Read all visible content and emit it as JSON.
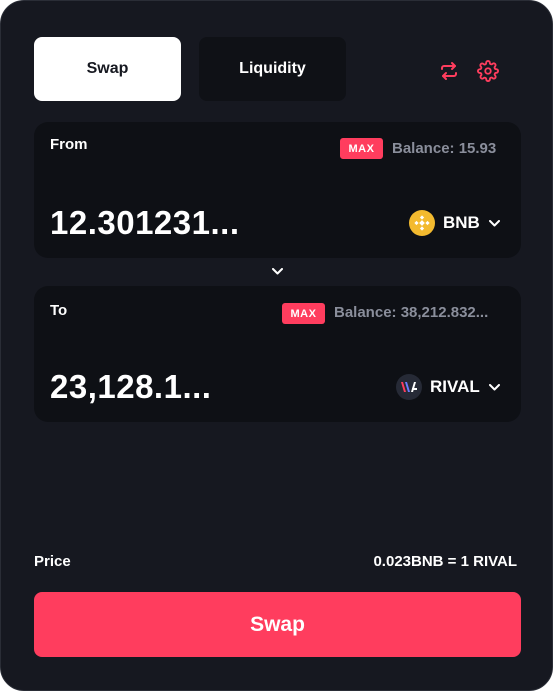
{
  "tabs": [
    {
      "label": "Swap",
      "active": true
    },
    {
      "label": "Liquidity",
      "active": false
    }
  ],
  "header_icons": [
    "refresh-icon",
    "gear-icon"
  ],
  "from": {
    "label": "From",
    "max_label": "MAX",
    "balance": "Balance: 15.93",
    "amount": "12.301231...",
    "token": {
      "symbol": "BNB",
      "icon": "bnb-icon"
    }
  },
  "flip_icon": "chevron-down-icon",
  "to": {
    "label": "To",
    "max_label": "MAX",
    "balance": "Balance: 38,212.832...",
    "amount": "23,128.1...",
    "token": {
      "symbol": "RIVAL",
      "icon": "rival-icon"
    }
  },
  "price": {
    "label": "Price",
    "value": "0.023BNB = 1 RIVAL"
  },
  "swap_button_label": "Swap",
  "colors": {
    "background": "#161820",
    "card": "#0e1015",
    "accent": "#ff3d5e",
    "muted": "#8a8e9b",
    "bnb": "#f3ba2f"
  }
}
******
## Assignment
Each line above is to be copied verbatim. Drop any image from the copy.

## Exercise result
Read all visible content and emit it as JSON.
{
  "tabs": [
    {
      "label": "Swap",
      "active": true
    },
    {
      "label": "Liquidity",
      "active": false
    }
  ],
  "header_icons": [
    "refresh-icon",
    "gear-icon"
  ],
  "from": {
    "label": "From",
    "max_label": "MAX",
    "balance": "Balance: 15.93",
    "amount": "12.301231...",
    "token": {
      "symbol": "BNB",
      "icon": "bnb-icon"
    }
  },
  "flip_icon": "chevron-down-icon",
  "to": {
    "label": "To",
    "max_label": "MAX",
    "balance": "Balance: 38,212.832...",
    "amount": "23,128.1...",
    "token": {
      "symbol": "RIVAL",
      "icon": "rival-icon"
    }
  },
  "price": {
    "label": "Price",
    "value": "0.023BNB = 1 RIVAL"
  },
  "swap_button_label": "Swap",
  "colors": {
    "background": "#161820",
    "card": "#0e1015",
    "accent": "#ff3d5e",
    "muted": "#8a8e9b",
    "bnb": "#f3ba2f"
  }
}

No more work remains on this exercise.